__Aim of the exercise__. Apart from the pictures, every line below needs to be reproduced verbatim.

__Given data__.
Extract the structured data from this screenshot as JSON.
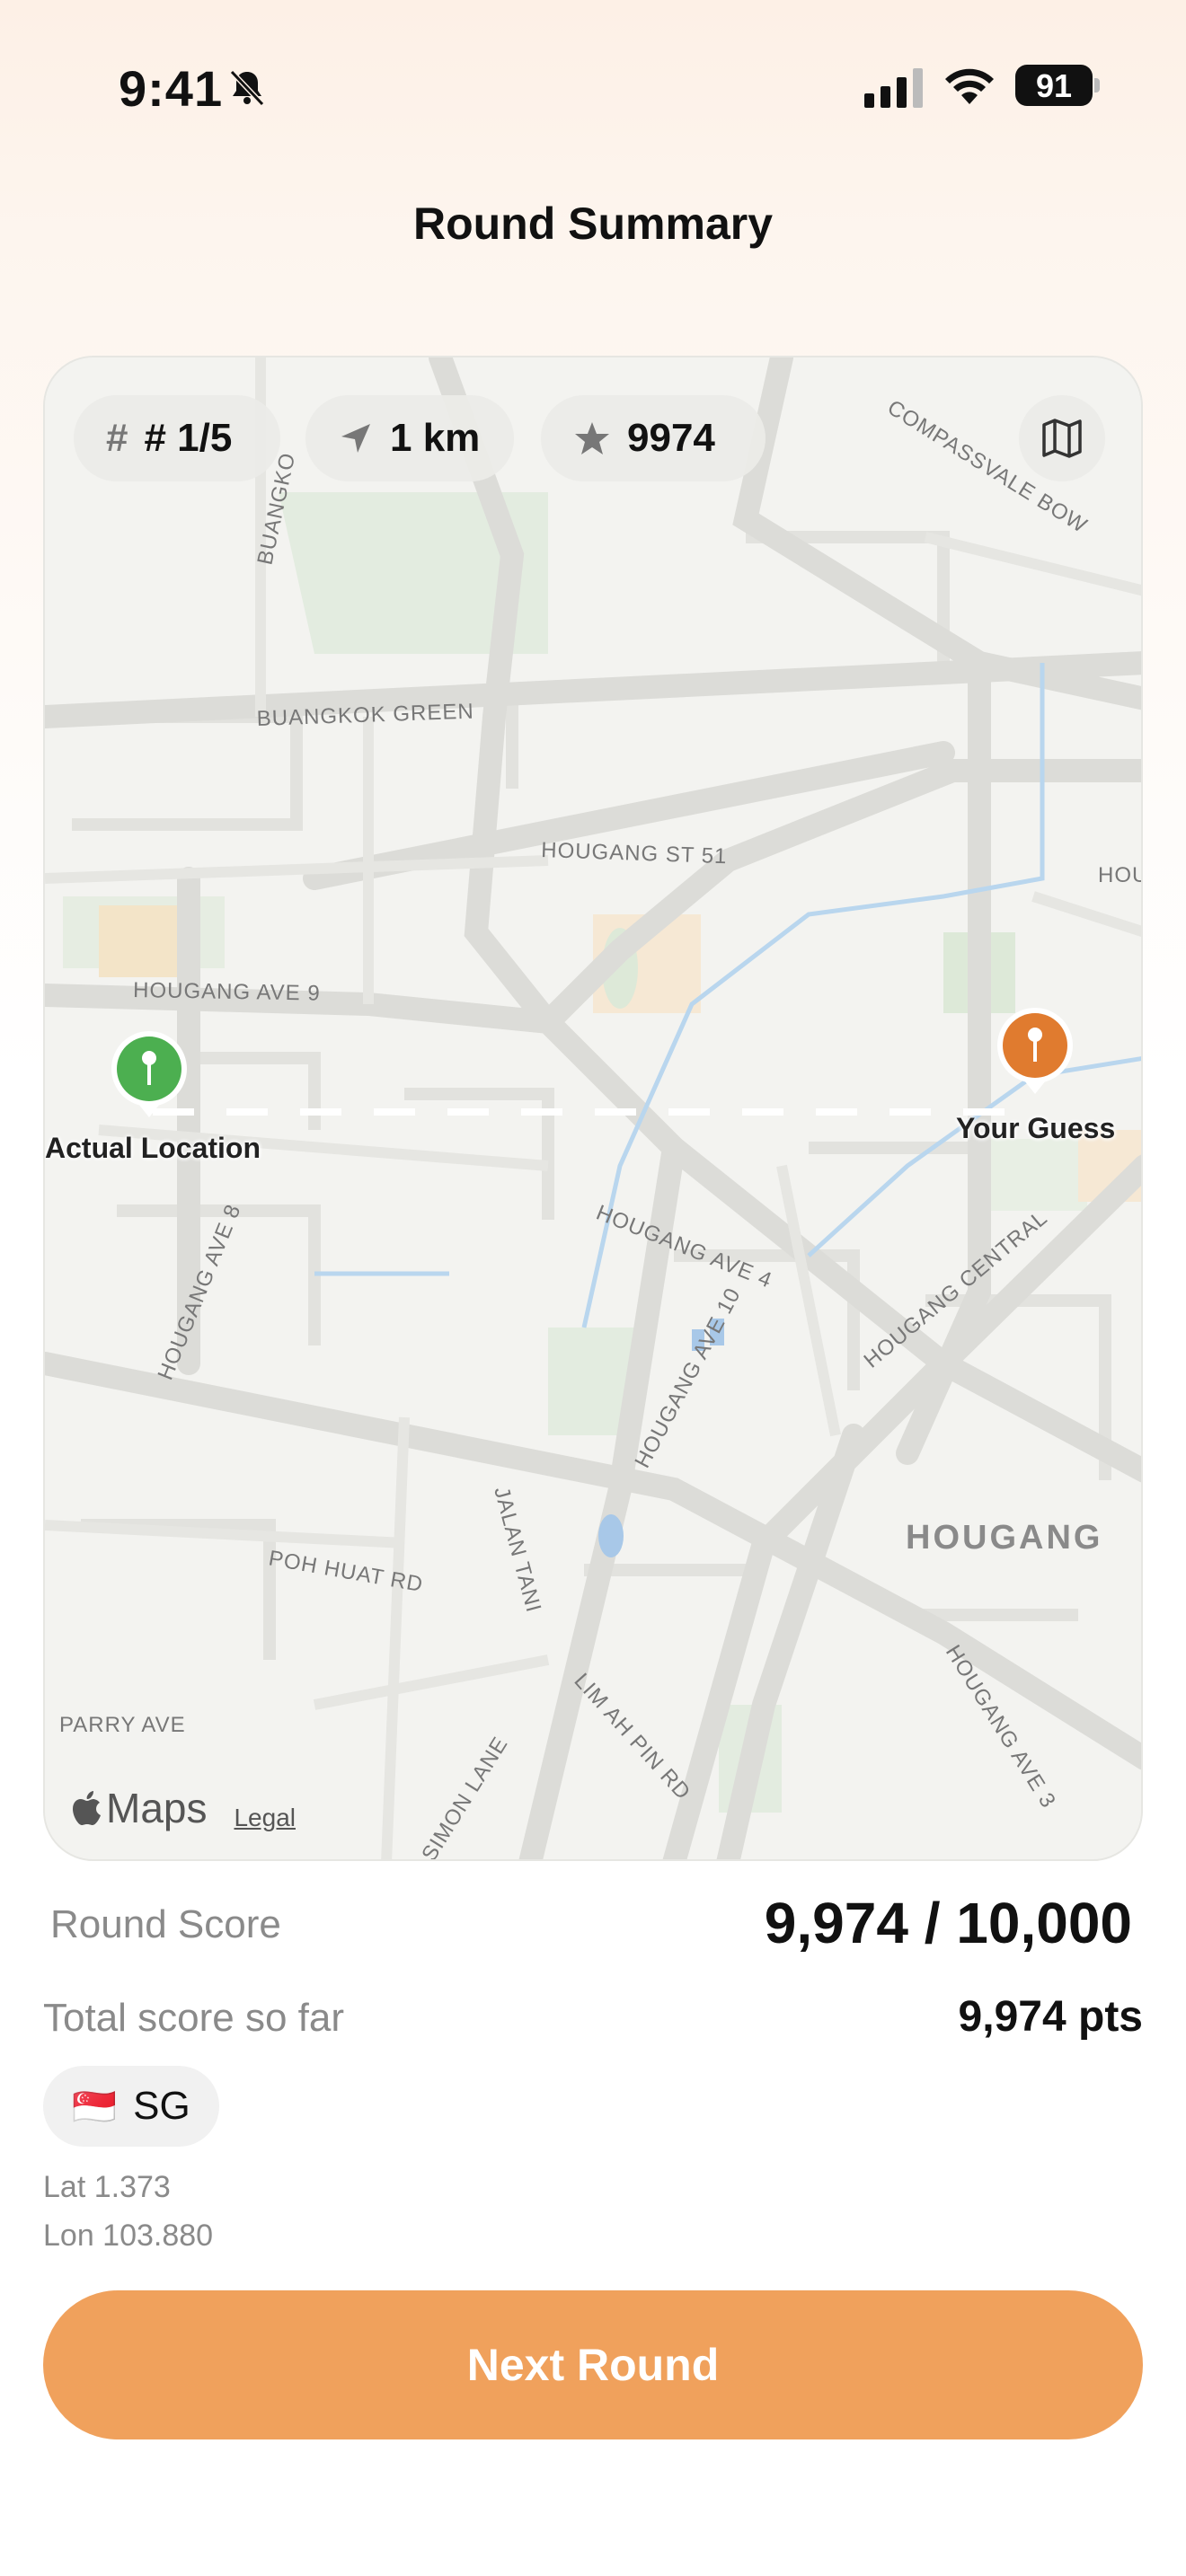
{
  "status_bar": {
    "time": "9:41",
    "battery": "91"
  },
  "header": {
    "title": "Round Summary"
  },
  "map": {
    "chips": {
      "round": "# 1/5",
      "distance": "1 km",
      "score": "9974"
    },
    "street_labels": {
      "buangko": "BUANGKO",
      "buangkok_green": "BUANGKOK GREEN",
      "compassvale_bow": "COMPASSVALE BOW",
      "hougang_st_51": "HOUGANG ST 51",
      "hougang_ave_9": "HOUGANG AVE 9",
      "hougang_ave_8": "HOUGANG AVE 8",
      "hougang_ave_4": "HOUGANG AVE 4",
      "hougang_ave_10": "HOUGANG AVE 10",
      "hougang_central": "HOUGANG CENTRAL",
      "hougang": "HOUGANG",
      "hougang_ave_3": "HOUGANG AVE 3",
      "poh_huat_rd": "POH HUAT RD",
      "jalan_tani": "JALAN TANI",
      "lim_ah_pin_rd": "LIM AH PIN RD",
      "parry_ave": "PARRY AVE",
      "simon_lane": "SIMON LANE",
      "hougang_edge": "HOUGA"
    },
    "actual_label": "Actual Location",
    "guess_label": "Your Guess",
    "attribution": {
      "brand": "Maps",
      "legal": "Legal"
    },
    "colors": {
      "actual_pin": "#4caf50",
      "guess_pin": "#e07b2f"
    }
  },
  "scores": {
    "round_label": "Round Score",
    "round_value": "9,974 / 10,000",
    "total_label": "Total score so far",
    "total_value": "9,974 pts"
  },
  "location": {
    "flag": "🇸🇬",
    "country_code": "SG",
    "lat": "Lat 1.373",
    "lon": "Lon 103.880"
  },
  "actions": {
    "next_label": "Next Round"
  },
  "colors": {
    "accent": "#f0a15c"
  }
}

__Answer below__.
Extract the structured data from this screenshot as JSON.
{
  "status_bar": {
    "time": "9:41",
    "battery": "91"
  },
  "header": {
    "title": "Round Summary"
  },
  "map": {
    "chips": {
      "round": "# 1/5",
      "distance": "1 km",
      "score": "9974"
    },
    "street_labels": {
      "buangko": "BUANGKO",
      "buangkok_green": "BUANGKOK GREEN",
      "compassvale_bow": "COMPASSVALE BOW",
      "hougang_st_51": "HOUGANG ST 51",
      "hougang_ave_9": "HOUGANG AVE 9",
      "hougang_ave_8": "HOUGANG AVE 8",
      "hougang_ave_4": "HOUGANG AVE 4",
      "hougang_ave_10": "HOUGANG AVE 10",
      "hougang_central": "HOUGANG CENTRAL",
      "hougang": "HOUGANG",
      "hougang_ave_3": "HOUGANG AVE 3",
      "poh_huat_rd": "POH HUAT RD",
      "jalan_tani": "JALAN TANI",
      "lim_ah_pin_rd": "LIM AH PIN RD",
      "parry_ave": "PARRY AVE",
      "simon_lane": "SIMON LANE",
      "hougang_edge": "HOUGA"
    },
    "actual_label": "Actual Location",
    "guess_label": "Your Guess",
    "attribution": {
      "brand": "Maps",
      "legal": "Legal"
    },
    "colors": {
      "actual_pin": "#4caf50",
      "guess_pin": "#e07b2f"
    }
  },
  "scores": {
    "round_label": "Round Score",
    "round_value": "9,974 / 10,000",
    "total_label": "Total score so far",
    "total_value": "9,974 pts"
  },
  "location": {
    "flag": "🇸🇬",
    "country_code": "SG",
    "lat": "Lat 1.373",
    "lon": "Lon 103.880"
  },
  "actions": {
    "next_label": "Next Round"
  },
  "colors": {
    "accent": "#f0a15c"
  }
}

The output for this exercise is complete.